- About this task
Copy out every record precisely.
------ Given records
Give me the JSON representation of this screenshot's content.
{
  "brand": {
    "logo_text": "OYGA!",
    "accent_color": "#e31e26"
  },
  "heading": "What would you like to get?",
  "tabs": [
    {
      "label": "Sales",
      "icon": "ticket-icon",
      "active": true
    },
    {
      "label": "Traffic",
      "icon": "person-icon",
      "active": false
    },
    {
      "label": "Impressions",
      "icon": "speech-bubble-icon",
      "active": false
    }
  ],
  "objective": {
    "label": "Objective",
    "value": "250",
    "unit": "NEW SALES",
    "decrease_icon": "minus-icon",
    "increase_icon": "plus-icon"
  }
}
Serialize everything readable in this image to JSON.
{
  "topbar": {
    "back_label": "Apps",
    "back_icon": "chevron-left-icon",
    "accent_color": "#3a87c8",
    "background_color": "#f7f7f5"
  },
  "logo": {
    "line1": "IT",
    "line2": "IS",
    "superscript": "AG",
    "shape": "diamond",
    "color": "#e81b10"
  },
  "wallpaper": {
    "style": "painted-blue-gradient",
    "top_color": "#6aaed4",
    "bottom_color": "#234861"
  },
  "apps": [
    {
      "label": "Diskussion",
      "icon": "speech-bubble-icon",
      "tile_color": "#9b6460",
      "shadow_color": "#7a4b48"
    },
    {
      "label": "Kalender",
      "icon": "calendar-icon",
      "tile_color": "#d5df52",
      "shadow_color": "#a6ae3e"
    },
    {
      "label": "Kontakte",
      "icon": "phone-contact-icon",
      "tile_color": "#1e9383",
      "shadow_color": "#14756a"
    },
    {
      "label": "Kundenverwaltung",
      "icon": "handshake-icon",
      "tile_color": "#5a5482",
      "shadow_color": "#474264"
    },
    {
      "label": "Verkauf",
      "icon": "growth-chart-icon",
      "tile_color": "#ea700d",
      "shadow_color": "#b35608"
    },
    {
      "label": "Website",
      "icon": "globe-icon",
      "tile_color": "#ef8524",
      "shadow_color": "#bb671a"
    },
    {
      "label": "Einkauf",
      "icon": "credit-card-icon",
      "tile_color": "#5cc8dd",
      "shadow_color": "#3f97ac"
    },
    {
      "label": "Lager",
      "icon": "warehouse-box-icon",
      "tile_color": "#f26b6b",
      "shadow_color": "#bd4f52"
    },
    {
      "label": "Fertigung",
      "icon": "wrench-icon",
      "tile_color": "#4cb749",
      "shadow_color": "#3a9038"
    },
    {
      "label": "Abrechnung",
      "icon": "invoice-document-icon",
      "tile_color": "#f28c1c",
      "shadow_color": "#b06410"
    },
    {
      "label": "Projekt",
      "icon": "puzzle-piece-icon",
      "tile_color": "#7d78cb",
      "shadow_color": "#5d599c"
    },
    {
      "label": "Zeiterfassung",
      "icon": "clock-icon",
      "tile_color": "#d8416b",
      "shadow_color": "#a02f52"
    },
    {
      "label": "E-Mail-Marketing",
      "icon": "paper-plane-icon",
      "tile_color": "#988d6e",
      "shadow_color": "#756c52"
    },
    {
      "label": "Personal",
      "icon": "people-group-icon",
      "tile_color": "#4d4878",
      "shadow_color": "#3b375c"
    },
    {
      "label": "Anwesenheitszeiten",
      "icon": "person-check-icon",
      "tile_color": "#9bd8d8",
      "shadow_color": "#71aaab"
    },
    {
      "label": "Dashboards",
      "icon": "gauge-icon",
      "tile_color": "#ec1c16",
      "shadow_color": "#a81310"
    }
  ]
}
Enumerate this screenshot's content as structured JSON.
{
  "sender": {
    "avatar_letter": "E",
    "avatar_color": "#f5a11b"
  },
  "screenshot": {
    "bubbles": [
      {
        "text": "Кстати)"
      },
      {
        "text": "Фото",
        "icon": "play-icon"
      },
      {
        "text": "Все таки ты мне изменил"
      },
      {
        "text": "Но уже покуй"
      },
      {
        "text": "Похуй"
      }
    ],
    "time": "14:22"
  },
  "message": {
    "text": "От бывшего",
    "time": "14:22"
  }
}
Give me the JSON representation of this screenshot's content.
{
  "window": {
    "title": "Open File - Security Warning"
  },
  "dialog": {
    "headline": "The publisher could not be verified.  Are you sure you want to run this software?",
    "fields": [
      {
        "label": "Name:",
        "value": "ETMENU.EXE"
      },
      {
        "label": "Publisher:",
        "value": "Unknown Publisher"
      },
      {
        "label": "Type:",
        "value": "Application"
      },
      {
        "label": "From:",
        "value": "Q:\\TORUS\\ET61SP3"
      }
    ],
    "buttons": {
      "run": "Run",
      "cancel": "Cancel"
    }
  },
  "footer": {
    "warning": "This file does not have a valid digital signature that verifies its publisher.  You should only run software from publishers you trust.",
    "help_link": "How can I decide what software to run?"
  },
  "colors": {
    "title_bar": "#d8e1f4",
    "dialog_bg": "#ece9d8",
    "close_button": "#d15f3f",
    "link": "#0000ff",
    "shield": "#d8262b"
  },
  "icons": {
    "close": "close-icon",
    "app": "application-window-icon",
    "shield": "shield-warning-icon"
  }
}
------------
- Your solution
Give me the JSON representation of this screenshot's content.
{
  "brand": {
    "logo_text": "OYGA!",
    "accent_color": "#e31e26"
  },
  "heading": "What would you like to get?",
  "tabs": [
    {
      "label": "Sales",
      "icon": "ticket-icon",
      "active": true
    },
    {
      "label": "Traffic",
      "icon": "person-icon",
      "active": false
    },
    {
      "label": "Impressions",
      "icon": "speech-bubble-icon",
      "active": false
    }
  ],
  "objective": {
    "label": "Objective",
    "value": "250",
    "unit": "NEW SALES",
    "decrease_icon": "minus-icon",
    "increase_icon": "plus-icon"
  }
}
Serialize everything readable in this image to JSON.
{
  "topbar": {
    "back_label": "Apps",
    "back_icon": "chevron-left-icon",
    "accent_color": "#3a87c8",
    "background_color": "#f7f7f5"
  },
  "logo": {
    "line1": "IT",
    "line2": "IS",
    "superscript": "AG",
    "shape": "diamond",
    "color": "#e81b10"
  },
  "wallpaper": {
    "style": "painted-blue-gradient",
    "top_color": "#6aaed4",
    "bottom_color": "#234861"
  },
  "apps": [
    {
      "label": "Diskussion",
      "icon": "speech-bubble-icon",
      "tile_color": "#9b6460",
      "shadow_color": "#7a4b48"
    },
    {
      "label": "Kalender",
      "icon": "calendar-icon",
      "tile_color": "#d5df52",
      "shadow_color": "#a6ae3e"
    },
    {
      "label": "Kontakte",
      "icon": "phone-contact-icon",
      "tile_color": "#1e9383",
      "shadow_color": "#14756a"
    },
    {
      "label": "Kundenverwaltung",
      "icon": "handshake-icon",
      "tile_color": "#5a5482",
      "shadow_color": "#474264"
    },
    {
      "label": "Verkauf",
      "icon": "growth-chart-icon",
      "tile_color": "#ea700d",
      "shadow_color": "#b35608"
    },
    {
      "label": "Website",
      "icon": "globe-icon",
      "tile_color": "#ef8524",
      "shadow_color": "#bb671a"
    },
    {
      "label": "Einkauf",
      "icon": "credit-card-icon",
      "tile_color": "#5cc8dd",
      "shadow_color": "#3f97ac"
    },
    {
      "label": "Lager",
      "icon": "warehouse-box-icon",
      "tile_color": "#f26b6b",
      "shadow_color": "#bd4f52"
    },
    {
      "label": "Fertigung",
      "icon": "wrench-icon",
      "tile_color": "#4cb749",
      "shadow_color": "#3a9038"
    },
    {
      "label": "Abrechnung",
      "icon": "invoice-document-icon",
      "tile_color": "#f28c1c",
      "shadow_color": "#b06410"
    },
    {
      "label": "Projekt",
      "icon": "puzzle-piece-icon",
      "tile_color": "#7d78cb",
      "shadow_color": "#5d599c"
    },
    {
      "label": "Zeiterfassung",
      "icon": "clock-icon",
      "tile_color": "#d8416b",
      "shadow_color": "#a02f52"
    },
    {
      "label": "E-Mail-Marketing",
      "icon": "paper-plane-icon",
      "tile_color": "#988d6e",
      "shadow_color": "#756c52"
    },
    {
      "label": "Personal",
      "icon": "people-group-icon",
      "tile_color": "#4d4878",
      "shadow_color": "#3b375c"
    },
    {
      "label": "Anwesenheitszeiten",
      "icon": "person-check-icon",
      "tile_color": "#9bd8d8",
      "shadow_color": "#71aaab"
    },
    {
      "label": "Dashboards",
      "icon": "gauge-icon",
      "tile_color": "#ec1c16",
      "shadow_color": "#a81310"
    }
  ]
}
Enumerate this screenshot's content as structured JSON.
{
  "sender": {
    "avatar_letter": "E",
    "avatar_color": "#f5a11b"
  },
  "screenshot": {
    "bubbles": [
      {
        "text": "Кстати)"
      },
      {
        "text": "Фото",
        "icon": "play-icon"
      },
      {
        "text": "Все таки ты мне изменил"
      },
      {
        "text": "Но уже покуй"
      },
      {
        "text": "Похуй"
      }
    ],
    "time": "14:22"
  },
  "message": {
    "text": "От бывшего",
    "time": "14:22"
  }
}
Give me the JSON representation of this screenshot's content.
{
  "window": {
    "title": "Open File - Security Warning"
  },
  "dialog": {
    "headline": "The publisher could not be verified.  Are you sure you want to run this software?",
    "fields": [
      {
        "label": "Name:",
        "value": "ETMENU.EXE"
      },
      {
        "label": "Publisher:",
        "value": "Unknown Publisher"
      },
      {
        "label": "Type:",
        "value": "Application"
      },
      {
        "label": "From:",
        "value": "Q:\\TORUS\\ET61SP3"
      }
    ],
    "buttons": {
      "run": "Run",
      "cancel": "Cancel"
    }
  },
  "footer": {
    "warning": "This file does not have a valid digital signature that verifies its publisher.  You should only run software from publishers you trust.",
    "help_link": "How can I decide what software to run?"
  },
  "colors": {
    "title_bar": "#d8e1f4",
    "dialog_bg": "#ece9d8",
    "close_button": "#d15f3f",
    "link": "#0000ff",
    "shield": "#d8262b"
  },
  "icons": {
    "close": "close-icon",
    "app": "application-window-icon",
    "shield": "shield-warning-icon"
  }
}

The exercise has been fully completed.